scientists suggest that this dichotomy may be caused by a gap in the disk of the early solar system, but this gap has not been directly confirmed

Weiss’s research team hopes to find signs of ancient magnetic field through the analysis of meteorites. When a young planetary system takes shape, it carries a magnetic field whose strength and direction can be changed according to various processes in the evolving disk. When ancient dust gathered into particles called cartilage, the electrons in the cartilage particles were consistent with the magnetic field they formed

cartilage particles can be smaller than the diameter of human hair and are found in today’s meteorites. Weiss’s team specializes in measuring cartilage particles to determine the ancient magnetic field they originally formed

in previous work, the team analyzed one sample of meteorites from two isotopic groups, known as non carbonaceous meteorites. These rocks are thought to have originated in a “container” or relatively close to the sun in the early solar system. Weiss’s team previously found ancient magnetic fields in samples from this region near the sun

in their new study, researchers want to know whether the magnetic field will appear in the “carbonaceous” meteorites of the second group of isotopes. From their isotopic composition, they are considered to have originated further away from the solar system

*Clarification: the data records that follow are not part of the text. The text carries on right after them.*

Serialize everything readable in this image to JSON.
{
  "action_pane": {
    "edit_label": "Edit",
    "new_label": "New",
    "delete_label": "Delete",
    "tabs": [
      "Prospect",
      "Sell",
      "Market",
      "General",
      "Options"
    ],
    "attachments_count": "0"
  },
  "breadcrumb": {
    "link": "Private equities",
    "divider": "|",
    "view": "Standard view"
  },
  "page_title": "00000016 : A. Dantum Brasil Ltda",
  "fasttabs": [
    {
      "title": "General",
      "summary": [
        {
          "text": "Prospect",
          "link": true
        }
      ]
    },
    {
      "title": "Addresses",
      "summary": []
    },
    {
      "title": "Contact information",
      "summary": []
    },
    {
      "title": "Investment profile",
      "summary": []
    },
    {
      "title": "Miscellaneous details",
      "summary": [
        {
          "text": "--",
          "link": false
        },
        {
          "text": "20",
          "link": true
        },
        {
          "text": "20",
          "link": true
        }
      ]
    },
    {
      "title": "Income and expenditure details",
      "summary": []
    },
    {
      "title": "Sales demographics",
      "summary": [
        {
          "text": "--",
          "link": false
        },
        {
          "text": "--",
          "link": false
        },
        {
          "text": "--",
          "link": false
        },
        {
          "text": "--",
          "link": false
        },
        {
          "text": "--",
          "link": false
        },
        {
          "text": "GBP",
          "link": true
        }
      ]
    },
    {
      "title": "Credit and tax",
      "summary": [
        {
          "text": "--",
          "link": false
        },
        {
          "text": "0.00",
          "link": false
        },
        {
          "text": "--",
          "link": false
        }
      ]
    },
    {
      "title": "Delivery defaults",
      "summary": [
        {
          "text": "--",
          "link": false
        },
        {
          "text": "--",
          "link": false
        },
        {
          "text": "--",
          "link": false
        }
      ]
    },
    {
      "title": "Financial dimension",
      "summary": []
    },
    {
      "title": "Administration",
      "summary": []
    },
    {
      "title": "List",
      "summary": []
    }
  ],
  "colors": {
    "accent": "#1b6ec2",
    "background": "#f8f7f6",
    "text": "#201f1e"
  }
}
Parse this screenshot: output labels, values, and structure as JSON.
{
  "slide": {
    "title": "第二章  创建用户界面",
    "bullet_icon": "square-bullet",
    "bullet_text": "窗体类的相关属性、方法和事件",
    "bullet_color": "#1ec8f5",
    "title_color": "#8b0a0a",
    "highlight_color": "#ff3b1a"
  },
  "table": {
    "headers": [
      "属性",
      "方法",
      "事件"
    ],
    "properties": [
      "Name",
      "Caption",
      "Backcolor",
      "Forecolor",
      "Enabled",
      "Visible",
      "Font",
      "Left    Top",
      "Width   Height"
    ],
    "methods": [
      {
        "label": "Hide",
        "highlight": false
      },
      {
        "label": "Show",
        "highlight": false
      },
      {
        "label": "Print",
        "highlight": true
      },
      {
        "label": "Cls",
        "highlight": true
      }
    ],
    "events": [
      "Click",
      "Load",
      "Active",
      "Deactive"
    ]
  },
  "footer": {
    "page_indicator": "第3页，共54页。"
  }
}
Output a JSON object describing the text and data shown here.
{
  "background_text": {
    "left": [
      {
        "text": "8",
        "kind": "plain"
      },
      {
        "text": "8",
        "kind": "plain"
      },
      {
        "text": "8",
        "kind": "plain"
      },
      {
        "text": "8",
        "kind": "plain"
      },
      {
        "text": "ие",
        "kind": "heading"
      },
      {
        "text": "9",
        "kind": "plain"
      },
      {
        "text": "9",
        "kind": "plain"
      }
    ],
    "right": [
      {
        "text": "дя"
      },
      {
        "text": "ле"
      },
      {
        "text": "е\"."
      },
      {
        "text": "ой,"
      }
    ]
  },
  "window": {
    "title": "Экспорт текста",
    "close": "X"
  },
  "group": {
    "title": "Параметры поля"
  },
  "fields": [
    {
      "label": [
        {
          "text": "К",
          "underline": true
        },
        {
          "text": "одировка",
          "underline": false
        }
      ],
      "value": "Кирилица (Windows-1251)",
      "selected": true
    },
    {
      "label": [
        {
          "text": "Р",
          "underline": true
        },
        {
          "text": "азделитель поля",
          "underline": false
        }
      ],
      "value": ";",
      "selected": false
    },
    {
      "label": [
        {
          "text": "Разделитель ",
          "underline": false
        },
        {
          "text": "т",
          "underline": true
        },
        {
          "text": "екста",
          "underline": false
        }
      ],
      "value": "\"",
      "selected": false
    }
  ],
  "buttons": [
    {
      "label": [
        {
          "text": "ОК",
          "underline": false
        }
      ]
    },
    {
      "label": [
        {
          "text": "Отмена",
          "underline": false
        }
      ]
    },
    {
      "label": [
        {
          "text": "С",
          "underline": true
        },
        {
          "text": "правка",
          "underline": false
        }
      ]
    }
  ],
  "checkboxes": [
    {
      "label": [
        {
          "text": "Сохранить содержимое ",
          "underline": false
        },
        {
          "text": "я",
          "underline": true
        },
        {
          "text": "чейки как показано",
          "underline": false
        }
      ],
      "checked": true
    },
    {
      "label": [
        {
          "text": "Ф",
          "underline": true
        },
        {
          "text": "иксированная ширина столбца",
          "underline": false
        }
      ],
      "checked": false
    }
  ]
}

they analyzed the cartilage particles of two carbonaceous meteorites found in Antarctica, each about 100 microns in size. Using a superconducting quantum interference device, a high-precision microscope in squid Weiss laboratory, the research team determined the original and ancient magnetic fields of each cartilage particle

surprisingly, they found that their magnetic field strength was closer to that of non carbonaceous meteorites than they had previously measured. As young planetary systems are forming, scientists predict that the strength of the magnetic field should decrease with distance from the sun

in contrast, borlina and his colleagues found that the cartilage mine in the distance has a stronger magnetic field, about 100 micro Tesla, while in the cartilage mine in the near, the magnetic field is 50 micro Tesla. As a reference, the earth’s magnetic field today is about 50 micro Tesla

the magnetic field of a planetary system is a measure of its accretion rate, or the amount of gas and dust it can absorb to its center in a period of time. According to the magnetic field of the carbonaceous cartilage column, the outer region of the solar system must have a lot more mass than the inner region

by using the model to simulate various situations, the research team concluded that the most likely explanation for the mismatch of accretion rates is that there is a gap between the inner and outer regions, which may reduce the amount of gas and dust flowing from the outer regions to the sun

borlina said: “gaps are very common in protoplanetary systems, and we now show that there is one in our own solar system. This gives the answer to the strange dichotomy we see in meteorites, and also provides evidence that gaps affect the composition of planets.”